Dataset rows for apps and sites
──────────────────────────────

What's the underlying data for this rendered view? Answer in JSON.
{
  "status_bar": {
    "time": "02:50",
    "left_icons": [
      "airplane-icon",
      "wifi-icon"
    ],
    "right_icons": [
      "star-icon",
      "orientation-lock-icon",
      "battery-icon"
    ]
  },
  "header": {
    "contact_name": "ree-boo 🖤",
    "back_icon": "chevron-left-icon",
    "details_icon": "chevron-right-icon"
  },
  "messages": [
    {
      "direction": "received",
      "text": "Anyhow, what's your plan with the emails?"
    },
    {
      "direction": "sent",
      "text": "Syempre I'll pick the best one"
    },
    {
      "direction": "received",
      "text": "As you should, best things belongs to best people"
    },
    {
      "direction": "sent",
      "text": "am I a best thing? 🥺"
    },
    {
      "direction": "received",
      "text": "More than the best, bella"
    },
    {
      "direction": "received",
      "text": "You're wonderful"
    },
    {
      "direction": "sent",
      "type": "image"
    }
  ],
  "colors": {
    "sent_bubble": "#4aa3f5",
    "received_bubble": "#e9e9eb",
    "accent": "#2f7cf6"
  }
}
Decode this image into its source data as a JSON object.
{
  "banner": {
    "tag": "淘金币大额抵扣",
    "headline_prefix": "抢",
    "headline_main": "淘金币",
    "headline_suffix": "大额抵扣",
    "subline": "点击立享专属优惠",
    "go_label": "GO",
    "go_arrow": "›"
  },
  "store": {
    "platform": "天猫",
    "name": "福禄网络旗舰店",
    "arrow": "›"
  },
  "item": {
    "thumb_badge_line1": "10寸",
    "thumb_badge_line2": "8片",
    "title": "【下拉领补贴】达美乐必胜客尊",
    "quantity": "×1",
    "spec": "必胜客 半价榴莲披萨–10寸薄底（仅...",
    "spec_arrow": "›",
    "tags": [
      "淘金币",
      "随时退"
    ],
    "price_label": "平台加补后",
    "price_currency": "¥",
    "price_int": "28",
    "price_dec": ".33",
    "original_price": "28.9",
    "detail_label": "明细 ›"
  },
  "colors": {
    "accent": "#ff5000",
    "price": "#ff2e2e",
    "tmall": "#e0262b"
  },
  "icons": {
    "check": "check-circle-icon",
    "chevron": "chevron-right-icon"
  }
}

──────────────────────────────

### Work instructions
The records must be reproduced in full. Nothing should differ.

### Expected answer
What's the underlying data for this rendered view? Answer in JSON.
{
  "status_bar": {
    "time": "02:50",
    "left_icons": [
      "airplane-icon",
      "wifi-icon"
    ],
    "right_icons": [
      "star-icon",
      "orientation-lock-icon",
      "battery-icon"
    ]
  },
  "header": {
    "contact_name": "ree-boo 🖤",
    "back_icon": "chevron-left-icon",
    "details_icon": "chevron-right-icon"
  },
  "messages": [
    {
      "direction": "received",
      "text": "Anyhow, what's your plan with the emails?"
    },
    {
      "direction": "sent",
      "text": "Syempre I'll pick the best one"
    },
    {
      "direction": "received",
      "text": "As you should, best things belongs to best people"
    },
    {
      "direction": "sent",
      "text": "am I a best thing? 🥺"
    },
    {
      "direction": "received",
      "text": "More than the best, bella"
    },
    {
      "direction": "received",
      "text": "You're wonderful"
    },
    {
      "direction": "sent",
      "type": "image"
    }
  ],
  "colors": {
    "sent_bubble": "#4aa3f5",
    "received_bubble": "#e9e9eb",
    "accent": "#2f7cf6"
  }
}
Decode this image into its source data as a JSON object.
{
  "banner": {
    "tag": "淘金币大额抵扣",
    "headline_prefix": "抢",
    "headline_main": "淘金币",
    "headline_suffix": "大额抵扣",
    "subline": "点击立享专属优惠",
    "go_label": "GO",
    "go_arrow": "›"
  },
  "store": {
    "platform": "天猫",
    "name": "福禄网络旗舰店",
    "arrow": "›"
  },
  "item": {
    "thumb_badge_line1": "10寸",
    "thumb_badge_line2": "8片",
    "title": "【下拉领补贴】达美乐必胜客尊",
    "quantity": "×1",
    "spec": "必胜客 半价榴莲披萨–10寸薄底（仅...",
    "spec_arrow": "›",
    "tags": [
      "淘金币",
      "随时退"
    ],
    "price_label": "平台加补后",
    "price_currency": "¥",
    "price_int": "28",
    "price_dec": ".33",
    "original_price": "28.9",
    "detail_label": "明细 ›"
  },
  "colors": {
    "accent": "#ff5000",
    "price": "#ff2e2e",
    "tmall": "#e0262b"
  },
  "icons": {
    "check": "check-circle-icon",
    "chevron": "chevron-right-icon"
  }
}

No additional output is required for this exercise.